Statutory provisions Section 20(1), Incorporated Societies Act 1908, provides that “No society shall do any act of such a nature that if the doing thereof were one of the objects for which the society was established the members of the society would be deemed to be associated for pecuniary gain within the meaning of sections 4 and 5 hereof.”  Those sections relevantly read as follows (emphasis added): 4.  Incorporated societies— (1)  Any society consisting of not less than 15 persons associated for any lawful purpose but not for pecuniary gain may, on application being made to the Registrar in accordance with this Act, become incorporated as a society under this Act. 5.  Pecuniary gain— Persons shall not be deemed to be associated for pecuniary gain merely by reason of any of the following circumstances, namely: (a)  That the society itself makes a pecuniary gain, unless that gain or some part thereof is divided among or received by the members or some of them: (b)  That the members of the society are entitled to divide between them the property of the society on its dissolution: (c)  That the society is established for the protection or regulation of some trade, business, industry, or calling in which the members are engaged or interested, if the society itself does not engage or take part in any such trade, business, industry, or calling, or any part or branch thereof: (d)  That any member of the society derives pecuniary gain from the society by way of salary as the servant or officer of the society: (e)  That any member of the society derives from the society any...

Governance Propriety for Not-for-Profits

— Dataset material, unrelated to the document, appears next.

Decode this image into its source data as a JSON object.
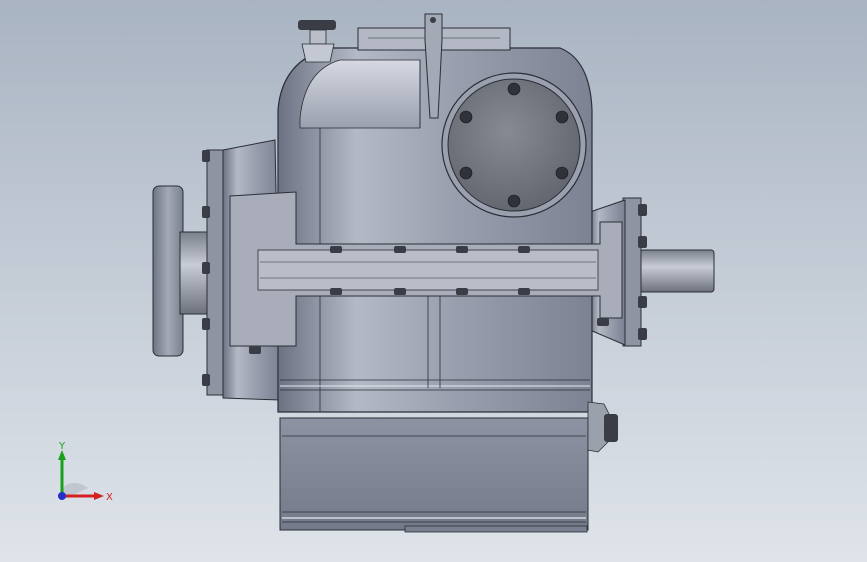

Beyond just conflicts of interest I discussed the management of conflicts of interest in societies and charities in an earlier article.  Apart from conflicts of interest, there may be conflicts of loyalty arising from the other activities or commitments of people in governance, and these also need to be recognised and managed.  Both types of conflict also need to be considered in the wider context of the legal and moral obligations of those in governance. Duties of those governing a not-for-profit Those “… duties have often been broadly described as the duty of care, the duty of loyalty, and the duty of obedience” (Joining a Nonprofit Board – What You Need to Know, Epstein and McFarlan, 2011, and other quotations in this article come from this source).  Three core responsibilities in realising a not-for-profit’s purposes are to develop and oversee delivery of the mission, being accountable for mission performance and financial sustainability, and evaluating the performance of senior staff. While realising the purposes and mission are the key drivers for both for-profits and not-for-profits, there are key differences: For-profit entity: Realising the purposes (mission) produces cash Success in realising the purposes (mission) is measured in cash earned,   and retaining and growing the customer base Without cash the entity fails Not-for-profit entity: Realising the purposes (mission) consumes cash Success in realising the purposes (mission) is measured in the services   provided and the numbers of “clients” served Without cash the entity fails A not-for-profit’s purposes are primary and must be at the forefront of all governance thinking and actions, but financial skills are also critical in providing and managing resources to realise the...